VALLEY CENTRAL — The city of McAllen plans to sue the state over Senate Bill 1004. The legislation, which takes effect September 1st, states that cities cannot charge telecommunications companies for putting up wireless transmitters in the public right-of-way. “The state has, with all due respect, sort of appropriately pre-empted the city’s right to regulate our public lands and the use of our public lands, and we’re very concerned about that,” said McAllen city attorney Kevin Pagan.
Border Patrol Says It’s Barred from Searching Cloud Data on Phones
NBC NEWS — U.S. border officers aren’t allowed to look at any data stored only in the “cloud” — including social media data — when they search U.S. travelers’ phones, Customs and Border Protection acknowledged in a letter obtained Wednesday by NBC News.
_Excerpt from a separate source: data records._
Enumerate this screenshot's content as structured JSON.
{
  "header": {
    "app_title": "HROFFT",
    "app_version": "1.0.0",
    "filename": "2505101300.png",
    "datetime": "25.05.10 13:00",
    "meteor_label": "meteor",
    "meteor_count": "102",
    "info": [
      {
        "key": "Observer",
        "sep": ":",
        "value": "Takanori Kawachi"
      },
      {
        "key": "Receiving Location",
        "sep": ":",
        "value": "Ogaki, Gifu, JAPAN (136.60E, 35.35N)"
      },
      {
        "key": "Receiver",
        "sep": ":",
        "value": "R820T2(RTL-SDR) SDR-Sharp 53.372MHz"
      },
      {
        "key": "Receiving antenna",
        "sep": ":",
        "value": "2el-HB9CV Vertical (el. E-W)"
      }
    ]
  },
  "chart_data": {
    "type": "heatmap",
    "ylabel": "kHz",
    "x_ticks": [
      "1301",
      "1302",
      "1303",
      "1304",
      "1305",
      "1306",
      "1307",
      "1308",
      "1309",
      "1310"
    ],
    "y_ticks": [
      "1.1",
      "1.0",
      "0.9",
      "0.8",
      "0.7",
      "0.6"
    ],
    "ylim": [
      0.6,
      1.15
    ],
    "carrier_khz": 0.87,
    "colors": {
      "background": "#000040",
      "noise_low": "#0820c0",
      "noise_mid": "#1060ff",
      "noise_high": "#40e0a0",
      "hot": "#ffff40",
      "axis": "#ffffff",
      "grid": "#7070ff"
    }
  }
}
The letter (PDF), sent in response to inquiries by Sen. Ron Wyden, D-Ore., and verified by Wyden’s office, not only states that CBP doesn’t search data stored only with remote cloud services, but also — apparently for the first time — declares that it doesn’t have that authority in the first place.
King: Use funding from food stamps, Planned Parenthood to pay for border wall
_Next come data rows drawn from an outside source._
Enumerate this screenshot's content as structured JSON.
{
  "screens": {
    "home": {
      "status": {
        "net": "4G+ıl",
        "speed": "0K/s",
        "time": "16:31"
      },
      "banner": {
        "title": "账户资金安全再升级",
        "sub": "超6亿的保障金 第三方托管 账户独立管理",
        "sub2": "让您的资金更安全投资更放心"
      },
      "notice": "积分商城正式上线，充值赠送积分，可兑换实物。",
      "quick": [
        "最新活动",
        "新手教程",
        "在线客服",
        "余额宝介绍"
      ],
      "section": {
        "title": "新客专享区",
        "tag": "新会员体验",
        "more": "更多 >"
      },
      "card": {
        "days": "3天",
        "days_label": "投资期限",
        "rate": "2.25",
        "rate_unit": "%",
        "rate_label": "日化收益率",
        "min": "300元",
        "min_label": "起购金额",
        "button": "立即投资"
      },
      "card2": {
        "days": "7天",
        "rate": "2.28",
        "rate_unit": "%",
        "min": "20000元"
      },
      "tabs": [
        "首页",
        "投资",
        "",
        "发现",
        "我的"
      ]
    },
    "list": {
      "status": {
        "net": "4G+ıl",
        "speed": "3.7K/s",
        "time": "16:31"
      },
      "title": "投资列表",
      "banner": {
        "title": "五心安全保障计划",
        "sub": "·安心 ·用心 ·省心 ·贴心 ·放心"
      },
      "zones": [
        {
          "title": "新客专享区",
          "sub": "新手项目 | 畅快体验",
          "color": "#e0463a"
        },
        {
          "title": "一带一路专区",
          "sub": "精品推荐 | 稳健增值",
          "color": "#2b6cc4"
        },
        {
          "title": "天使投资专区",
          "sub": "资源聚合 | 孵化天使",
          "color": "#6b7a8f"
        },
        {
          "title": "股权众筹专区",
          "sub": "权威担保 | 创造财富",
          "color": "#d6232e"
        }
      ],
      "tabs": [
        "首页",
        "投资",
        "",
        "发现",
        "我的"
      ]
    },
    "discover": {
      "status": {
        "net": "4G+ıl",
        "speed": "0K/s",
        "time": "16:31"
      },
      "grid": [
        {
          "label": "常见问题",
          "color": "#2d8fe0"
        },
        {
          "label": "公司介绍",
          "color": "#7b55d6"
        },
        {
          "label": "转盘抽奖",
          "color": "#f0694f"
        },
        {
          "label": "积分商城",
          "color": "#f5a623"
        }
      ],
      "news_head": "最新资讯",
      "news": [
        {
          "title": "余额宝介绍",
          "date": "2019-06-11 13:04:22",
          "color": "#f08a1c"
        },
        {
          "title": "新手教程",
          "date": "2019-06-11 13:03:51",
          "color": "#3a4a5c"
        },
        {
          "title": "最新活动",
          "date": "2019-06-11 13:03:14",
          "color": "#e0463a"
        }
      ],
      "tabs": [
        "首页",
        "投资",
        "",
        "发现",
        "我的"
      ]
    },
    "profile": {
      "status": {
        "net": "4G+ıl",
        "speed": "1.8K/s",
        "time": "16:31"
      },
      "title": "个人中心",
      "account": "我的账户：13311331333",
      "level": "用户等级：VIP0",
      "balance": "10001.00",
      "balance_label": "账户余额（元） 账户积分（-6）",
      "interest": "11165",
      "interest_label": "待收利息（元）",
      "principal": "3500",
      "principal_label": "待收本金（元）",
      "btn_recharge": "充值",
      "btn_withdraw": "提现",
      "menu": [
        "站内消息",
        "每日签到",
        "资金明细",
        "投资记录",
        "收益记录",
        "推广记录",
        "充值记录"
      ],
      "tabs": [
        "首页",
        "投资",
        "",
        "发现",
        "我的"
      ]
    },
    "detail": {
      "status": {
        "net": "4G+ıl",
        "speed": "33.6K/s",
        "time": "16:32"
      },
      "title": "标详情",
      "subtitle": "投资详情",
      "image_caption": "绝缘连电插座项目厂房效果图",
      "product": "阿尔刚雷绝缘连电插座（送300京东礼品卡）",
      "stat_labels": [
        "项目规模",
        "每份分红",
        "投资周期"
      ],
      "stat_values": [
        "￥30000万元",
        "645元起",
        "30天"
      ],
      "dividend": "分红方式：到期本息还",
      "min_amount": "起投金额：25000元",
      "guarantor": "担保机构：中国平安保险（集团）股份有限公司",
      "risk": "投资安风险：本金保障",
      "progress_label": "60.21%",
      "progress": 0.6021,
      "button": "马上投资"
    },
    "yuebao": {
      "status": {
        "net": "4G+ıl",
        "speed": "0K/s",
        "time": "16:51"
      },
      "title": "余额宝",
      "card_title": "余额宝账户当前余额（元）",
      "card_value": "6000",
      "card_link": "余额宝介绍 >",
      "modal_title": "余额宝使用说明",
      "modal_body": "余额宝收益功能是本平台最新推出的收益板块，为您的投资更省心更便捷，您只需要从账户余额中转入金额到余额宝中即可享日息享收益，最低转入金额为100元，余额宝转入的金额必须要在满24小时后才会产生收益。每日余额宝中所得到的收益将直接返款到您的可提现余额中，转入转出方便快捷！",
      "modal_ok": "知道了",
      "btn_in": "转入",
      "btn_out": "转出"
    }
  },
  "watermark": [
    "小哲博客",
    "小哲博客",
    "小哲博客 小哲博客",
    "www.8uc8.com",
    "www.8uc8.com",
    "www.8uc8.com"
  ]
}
CNN — Congress should use money from its food stamp budget and Planned Parenthood funding to pay for a wall along the border between the United States and Mexico, Rep. Steve King said Wednesday. The House appropriations committee released its homeland security bill on Tuesday, which includes the full $1.6 billion requested by the Office of Management and Budget to begin construction on a southern border wall. The Iowa Republican, however, wants to more than triple taxpayer dollars spent on the wall.
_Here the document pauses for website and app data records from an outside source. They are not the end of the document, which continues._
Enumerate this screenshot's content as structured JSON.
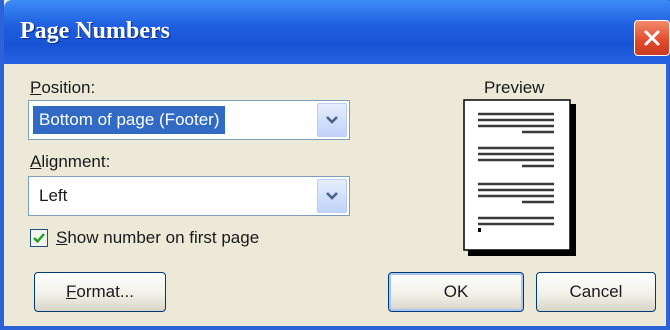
{
  "dialog": {
    "title": "Page Numbers",
    "close_icon": "close-icon"
  },
  "position": {
    "label": "Position:",
    "accel": "P",
    "label_rest": "osition:",
    "value": "Bottom of page (Footer)"
  },
  "alignment": {
    "label": "Alignment:",
    "accel": "A",
    "label_rest": "lignment:",
    "value": "Left"
  },
  "show_first": {
    "accel": "S",
    "label_rest": "how number on first page",
    "checked": true
  },
  "preview": {
    "label": "Preview"
  },
  "buttons": {
    "format_accel": "F",
    "format_rest": "ormat...",
    "ok": "OK",
    "cancel": "Cancel"
  },
  "colors": {
    "title_bar": "#1F5FE0",
    "selection": "#316AC5",
    "close_button": "#E0492A"
  }
}
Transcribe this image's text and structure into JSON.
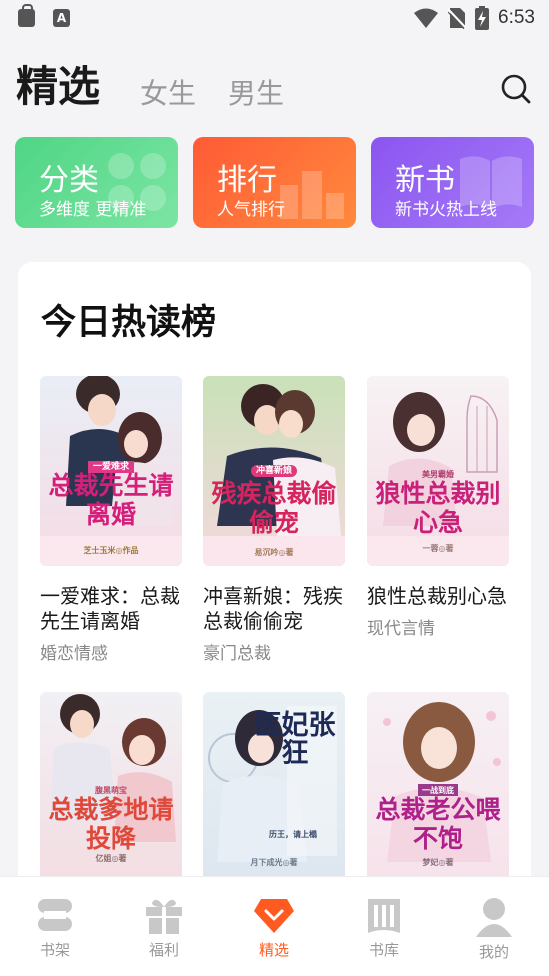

Bodies are piling up in Mexico’s Drug War because El Chapo is gone
VICE NEWS — Alejandro Pesqueda was driving home from a party at 3 a.m. on Saturday when a corpse nearly crashed through his windshield. At first, Pesqueda didn’t realize the large green plastic bag that thumped onto the ground next to him contained a body. But after he stopped his car, he looked up and saw another human-shaped bag hanging from the overpass he’d just driven under. “If I’d been driving two meters to the right, it would have hit me,” the 29-year-old radio host said of the falling body he encountered in the city of Guadalajara. “You see this kind of thing in movies or on the news… but this scene made my blood turn cold.”
Prying Eyes: Border Sheriffs to Use Iris-Scanning Tech in Push for ‘Virtual Wall’
TEXAS OBSERVER — Before President Trump ever builds his “big, beautiful wall,” there could be a fortified virtual wall at the U.S.-Mexico border bristling with biometric technology. In the coming months, 31 counties along and near the border — including more than a dozen in Texas — will deploy a system that can “capture, catalogue, and compare individuals’ iris data, for use both in jails and out on patrol” with mobile, smartphone-based scanners, according to The Intercept.
Homeland Security chief has doubts about legality of immigration program
CHICAGO TRIBUNE — Homeland Security Secretary John Kelly told Hispanic lawmakers on Wednesday that a program that protects young immigrants from deportation is likely illegal, though he is personally supportive, according to House members. Kelly attended a closed-door meeting with members of the Congressional Hispanic Caucus, who pressed him on former President Barack Obama’s Deferred Actions for Childhood Arrival Program. DACA gives hundreds of thousands of young people brought into the country as children protection from deportation and a work permit.
Co-working, child care location to open in South Austin
SPECTRUM NEWS AUSTIN — A new co-working space in South Austin is getting a lot of buzz among working parents. Poised to open in the fall, “The Hive” on Old Manchaca Road will offer child care, the first business of its kind in Austin to do so. As a freelance graphic designer and mother, owner Shelly Weiser said whenever projects needed attention, it was difficult to find a place where she could work and supervise her two kids.